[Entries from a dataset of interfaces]
■ ■ ■ ■
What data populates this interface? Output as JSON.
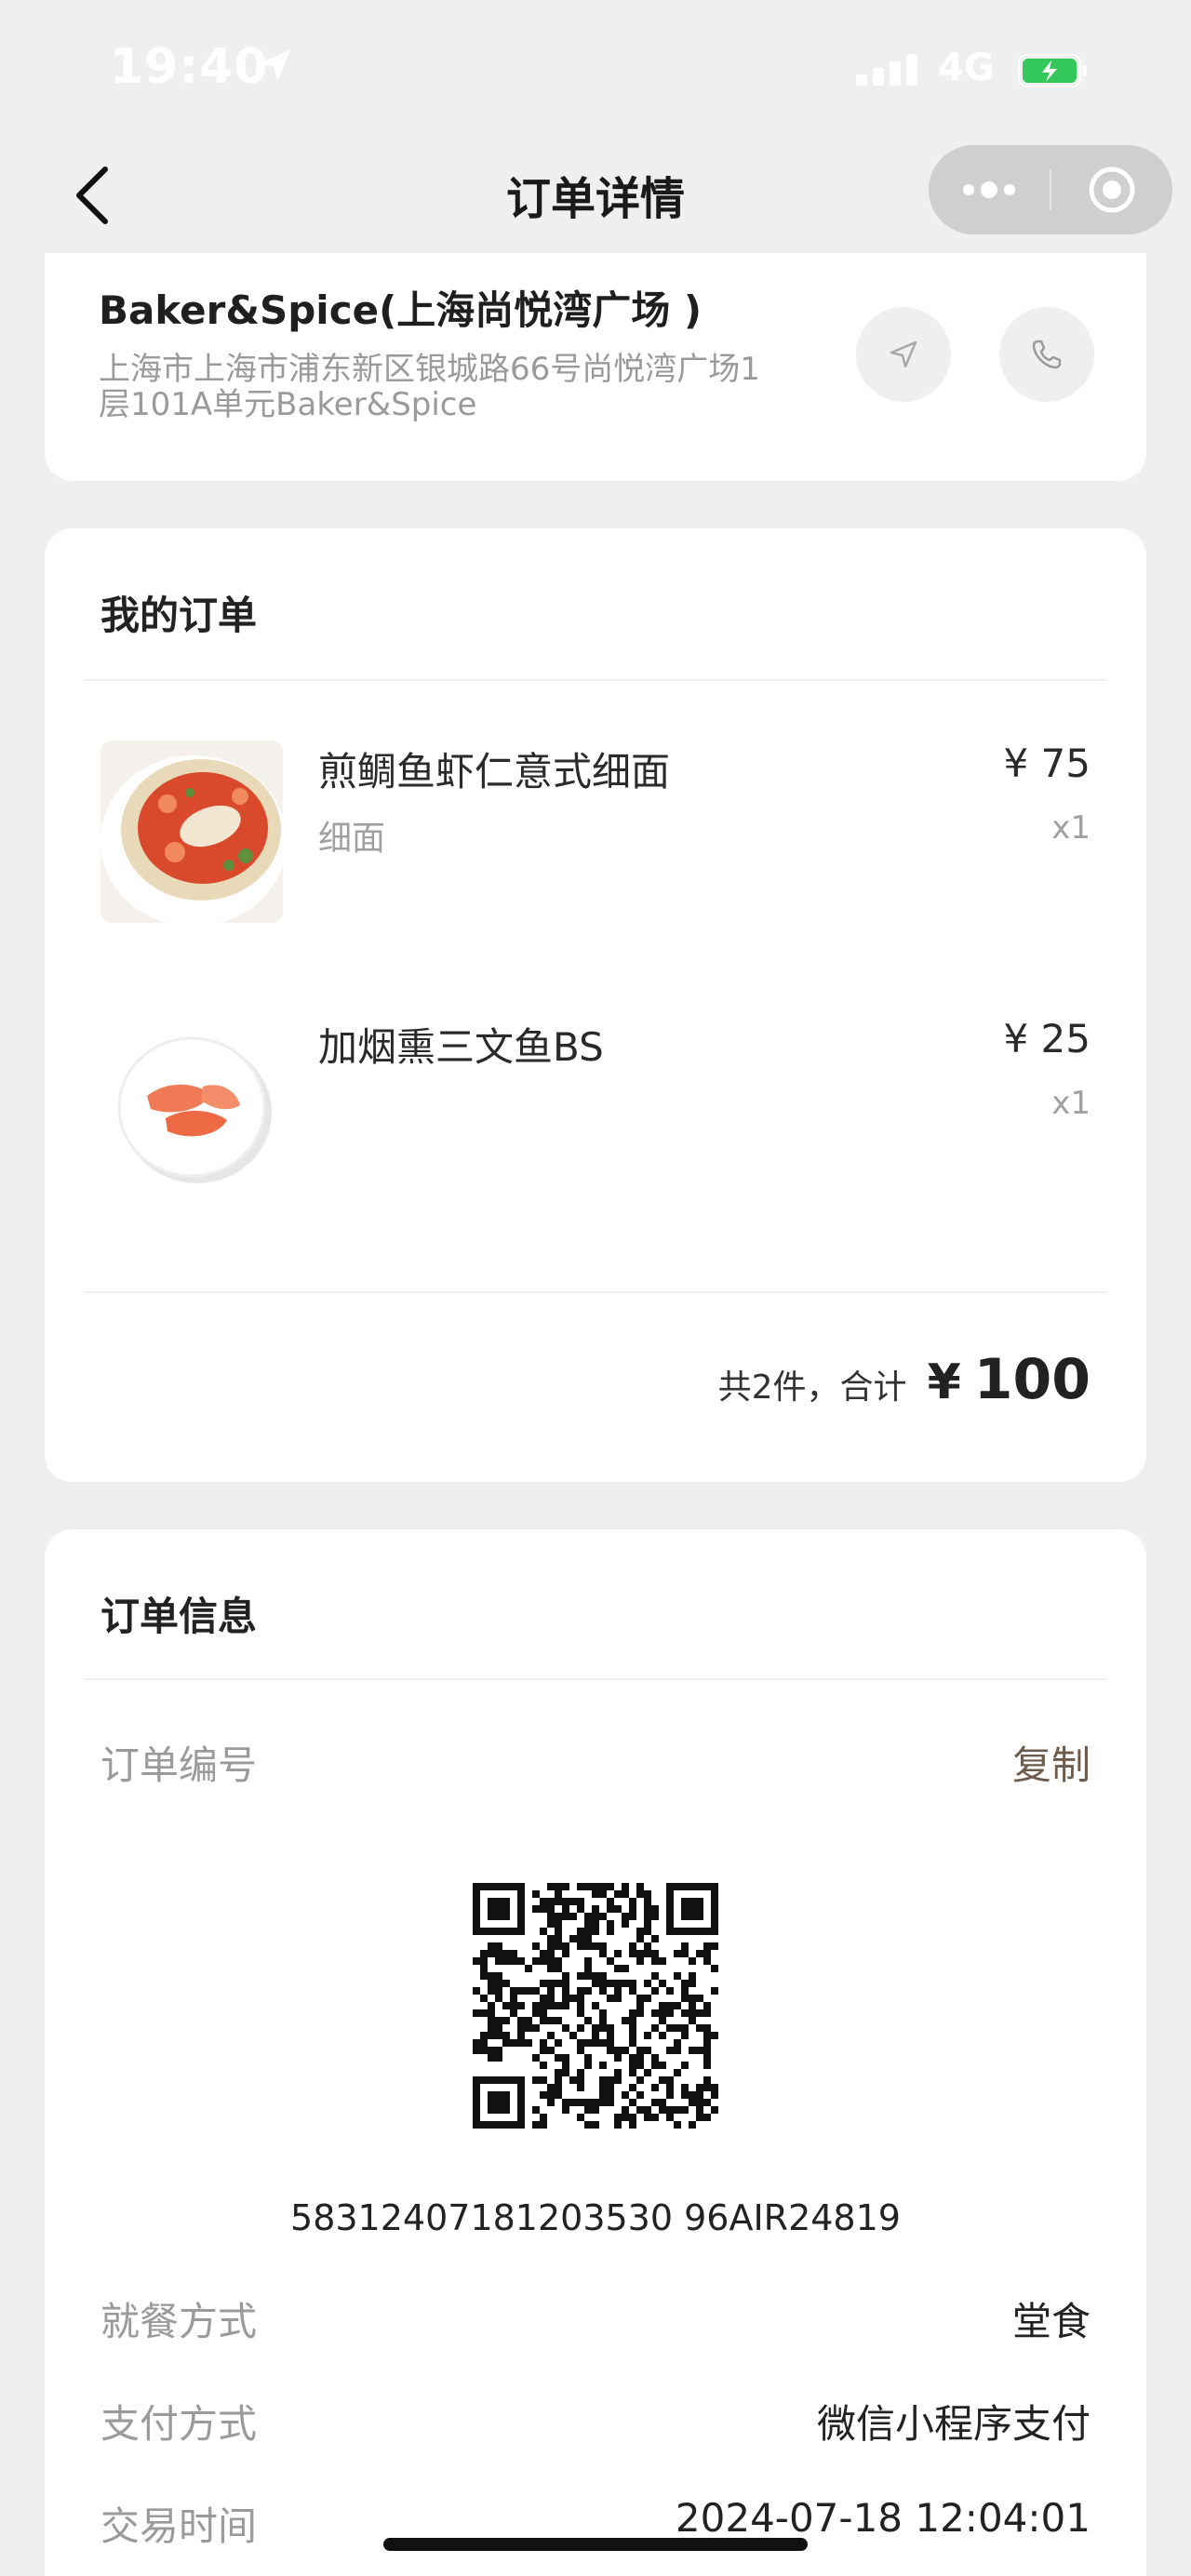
{
  "status_bar": {
    "time": "19:40",
    "network": "4G"
  },
  "nav": {
    "title": "订单详情"
  },
  "store": {
    "name": "Baker&Spice(上海尚悦湾广场 )",
    "address_line1": "上海市上海市浦东新区银城路66号尚悦湾广场1",
    "address_line2": "层101A单元Baker&Spice"
  },
  "order": {
    "title": "我的订单",
    "items": [
      {
        "name": "煎鲷鱼虾仁意式细面",
        "spec": "细面",
        "price": "¥ 75",
        "qty": "x1"
      },
      {
        "name": "加烟熏三文鱼BS",
        "spec": "",
        "price": "¥ 25",
        "qty": "x1"
      }
    ],
    "total_label": "共2件，合计",
    "total_currency": "¥",
    "total_amount": "100"
  },
  "info": {
    "title": "订单信息",
    "order_no_label": "订单编号",
    "copy_label": "复制",
    "order_no": "58312407181203530 96AIR24819",
    "dining_label": "就餐方式",
    "dining_value": "堂食",
    "payment_label": "支付方式",
    "payment_value": "微信小程序支付",
    "time_label": "交易时间",
    "time_value": "2024-07-18 12:04:01"
  },
  "colors": {
    "background": "#efeff0",
    "card": "#ffffff",
    "copy_link": "#6d5c4c",
    "battery": "#34c759"
  }
}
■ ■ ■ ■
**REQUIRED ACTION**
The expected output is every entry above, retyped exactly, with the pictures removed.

**RESPONSE TO THE TASK**
What data populates this interface? Output as JSON.
{
  "status_bar": {
    "time": "19:40",
    "network": "4G"
  },
  "nav": {
    "title": "订单详情"
  },
  "store": {
    "name": "Baker&Spice(上海尚悦湾广场 )",
    "address_line1": "上海市上海市浦东新区银城路66号尚悦湾广场1",
    "address_line2": "层101A单元Baker&Spice"
  },
  "order": {
    "title": "我的订单",
    "items": [
      {
        "name": "煎鲷鱼虾仁意式细面",
        "spec": "细面",
        "price": "¥ 75",
        "qty": "x1"
      },
      {
        "name": "加烟熏三文鱼BS",
        "spec": "",
        "price": "¥ 25",
        "qty": "x1"
      }
    ],
    "total_label": "共2件，合计",
    "total_currency": "¥",
    "total_amount": "100"
  },
  "info": {
    "title": "订单信息",
    "order_no_label": "订单编号",
    "copy_label": "复制",
    "order_no": "58312407181203530 96AIR24819",
    "dining_label": "就餐方式",
    "dining_value": "堂食",
    "payment_label": "支付方式",
    "payment_value": "微信小程序支付",
    "time_label": "交易时间",
    "time_value": "2024-07-18 12:04:01"
  },
  "colors": {
    "background": "#efeff0",
    "card": "#ffffff",
    "copy_link": "#6d5c4c",
    "battery": "#34c759"
  }
}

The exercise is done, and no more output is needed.